The election that will live in infamy, regardless of who ran and who won, the infamy was on the American people. 11/8/2016 is a documentary that follows Americans of different backgrounds, genders and race, all residing in different states on election day 2016.
Did the film show Hillary supporters crying, yes. Did the film show southern white male Trump supporters gloating, yes. Did the film show the contempt each side had for the other, yes, but only to a degree. The film showed one of the Trump supporters of West Virginia getting angry over the way media was covering the election results. The media outlet referred to the votes for Trump were coming from “those rural areas,” The West Virginia man inferred that that was “code” for uneducated. In the West Virginia man’s defense, it is used in that manner frequently in polite circles of the south-eastern portion of the US. They also showed folks who refused to vote, an old man who got to vote for the first time due to felonies on his record, latino supporters of Trump, and the carefree house-less man from Hawaii who has very little knowledge of the election and no cares of it.
This film did a adequate job of the coverage. I was surprised and disappointed of their third party coverage. I was surprised that they had any kind of third party coverage considering the majority of America’s disdain of a third party. I was disappointed over who they covered, Evan McMullin, an independent candidate who only received 0.53% of the national popular vote. While Jill Stein from the Green Party received more national coverage
and 1% of the national popular vote, and Gary Johnson of the Libertarian Party received even more national coverage because of not being allowed to participate in the debates, and received 3.3% of the national popular vote. Perhaps that was intentional, to further perpetuate the two party system by showing someone only the great people of Utah had ever heard of.

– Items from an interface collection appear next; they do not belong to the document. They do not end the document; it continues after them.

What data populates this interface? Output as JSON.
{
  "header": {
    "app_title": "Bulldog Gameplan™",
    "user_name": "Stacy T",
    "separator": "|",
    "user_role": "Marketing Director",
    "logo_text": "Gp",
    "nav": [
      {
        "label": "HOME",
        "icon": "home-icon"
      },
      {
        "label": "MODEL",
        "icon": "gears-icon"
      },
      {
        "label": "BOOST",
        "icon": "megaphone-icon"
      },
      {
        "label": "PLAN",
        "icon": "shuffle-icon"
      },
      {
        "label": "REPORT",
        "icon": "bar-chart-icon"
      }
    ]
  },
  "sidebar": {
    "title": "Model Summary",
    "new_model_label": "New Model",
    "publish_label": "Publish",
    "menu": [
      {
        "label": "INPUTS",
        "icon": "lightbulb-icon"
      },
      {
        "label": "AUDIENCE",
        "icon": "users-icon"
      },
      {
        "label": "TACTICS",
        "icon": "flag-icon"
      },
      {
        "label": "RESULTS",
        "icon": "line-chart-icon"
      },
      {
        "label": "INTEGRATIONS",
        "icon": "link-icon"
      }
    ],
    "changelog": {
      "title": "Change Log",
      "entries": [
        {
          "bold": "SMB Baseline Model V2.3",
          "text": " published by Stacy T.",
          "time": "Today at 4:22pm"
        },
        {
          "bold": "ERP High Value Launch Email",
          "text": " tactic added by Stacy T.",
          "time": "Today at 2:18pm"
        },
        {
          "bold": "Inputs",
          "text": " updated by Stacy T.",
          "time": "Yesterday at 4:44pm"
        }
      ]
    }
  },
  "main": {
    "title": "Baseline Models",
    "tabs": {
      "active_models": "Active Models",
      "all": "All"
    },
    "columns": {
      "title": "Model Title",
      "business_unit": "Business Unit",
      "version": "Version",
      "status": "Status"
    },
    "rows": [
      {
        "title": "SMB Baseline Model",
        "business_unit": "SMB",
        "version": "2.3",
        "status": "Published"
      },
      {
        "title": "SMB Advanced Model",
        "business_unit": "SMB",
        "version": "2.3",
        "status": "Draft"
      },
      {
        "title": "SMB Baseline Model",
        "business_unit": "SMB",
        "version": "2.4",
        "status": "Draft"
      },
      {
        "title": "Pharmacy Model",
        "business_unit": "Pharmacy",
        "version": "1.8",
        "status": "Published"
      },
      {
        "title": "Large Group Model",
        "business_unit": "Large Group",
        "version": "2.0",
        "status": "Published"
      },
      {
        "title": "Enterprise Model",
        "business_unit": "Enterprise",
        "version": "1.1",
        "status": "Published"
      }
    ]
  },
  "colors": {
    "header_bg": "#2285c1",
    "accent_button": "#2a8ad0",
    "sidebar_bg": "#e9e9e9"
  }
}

This film gives some insight into the people’s emotions for and against candidates in the 2016 election. For those still in the fever of it, I would say this was a left of the middle political film, with a hint of a fantasy of a reminiscent time when no one cared about politics.